Top of Material provided
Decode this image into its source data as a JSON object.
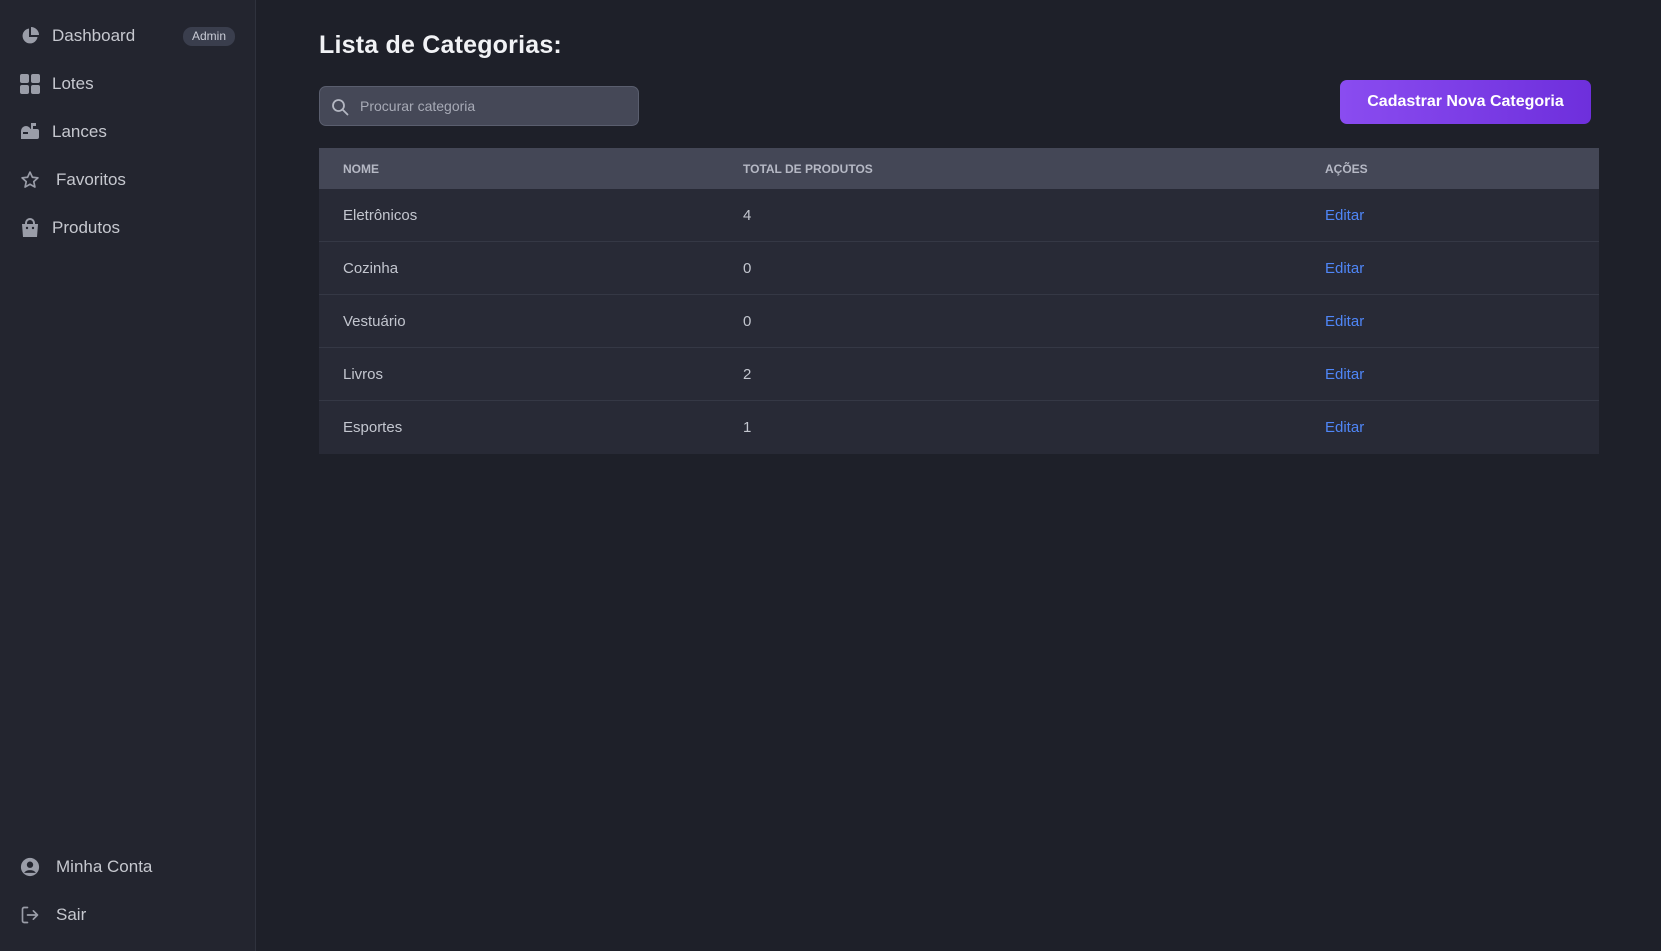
{
  "sidebar": {
    "items": [
      {
        "label": "Dashboard",
        "icon": "chart-pie-icon",
        "badge": "Admin"
      },
      {
        "label": "Lotes",
        "icon": "grid-icon"
      },
      {
        "label": "Lances",
        "icon": "mailbox-icon"
      },
      {
        "label": "Favoritos",
        "icon": "star-icon"
      },
      {
        "label": "Produtos",
        "icon": "shopping-bag-icon"
      }
    ],
    "footer_items": [
      {
        "label": "Minha Conta",
        "icon": "user-circle-icon"
      },
      {
        "label": "Sair",
        "icon": "logout-icon"
      }
    ]
  },
  "main": {
    "title": "Lista de Categorias:",
    "search": {
      "placeholder": "Procurar categoria",
      "value": ""
    },
    "new_category_button": "Cadastrar Nova Categoria",
    "table": {
      "headers": [
        "NOME",
        "TOTAL DE PRODUTOS",
        "AÇÕES"
      ],
      "rows": [
        {
          "name": "Eletrônicos",
          "total": "4",
          "action": "Editar"
        },
        {
          "name": "Cozinha",
          "total": "0",
          "action": "Editar"
        },
        {
          "name": "Vestuário",
          "total": "0",
          "action": "Editar"
        },
        {
          "name": "Livros",
          "total": "2",
          "action": "Editar"
        },
        {
          "name": "Esportes",
          "total": "1",
          "action": "Editar"
        }
      ]
    }
  },
  "colors": {
    "background": "#1e2029",
    "sidebar": "#23252f",
    "accent": "#7c3aed",
    "link": "#4f86f7",
    "table_header": "#444756",
    "table_row": "#282a36"
  }
}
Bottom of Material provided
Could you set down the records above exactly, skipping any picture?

● Written reply
Decode this image into its source data as a JSON object.
{
  "sidebar": {
    "items": [
      {
        "label": "Dashboard",
        "icon": "chart-pie-icon",
        "badge": "Admin"
      },
      {
        "label": "Lotes",
        "icon": "grid-icon"
      },
      {
        "label": "Lances",
        "icon": "mailbox-icon"
      },
      {
        "label": "Favoritos",
        "icon": "star-icon"
      },
      {
        "label": "Produtos",
        "icon": "shopping-bag-icon"
      }
    ],
    "footer_items": [
      {
        "label": "Minha Conta",
        "icon": "user-circle-icon"
      },
      {
        "label": "Sair",
        "icon": "logout-icon"
      }
    ]
  },
  "main": {
    "title": "Lista de Categorias:",
    "search": {
      "placeholder": "Procurar categoria",
      "value": ""
    },
    "new_category_button": "Cadastrar Nova Categoria",
    "table": {
      "headers": [
        "NOME",
        "TOTAL DE PRODUTOS",
        "AÇÕES"
      ],
      "rows": [
        {
          "name": "Eletrônicos",
          "total": "4",
          "action": "Editar"
        },
        {
          "name": "Cozinha",
          "total": "0",
          "action": "Editar"
        },
        {
          "name": "Vestuário",
          "total": "0",
          "action": "Editar"
        },
        {
          "name": "Livros",
          "total": "2",
          "action": "Editar"
        },
        {
          "name": "Esportes",
          "total": "1",
          "action": "Editar"
        }
      ]
    }
  },
  "colors": {
    "background": "#1e2029",
    "sidebar": "#23252f",
    "accent": "#7c3aed",
    "link": "#4f86f7",
    "table_header": "#444756",
    "table_row": "#282a36"
  }
}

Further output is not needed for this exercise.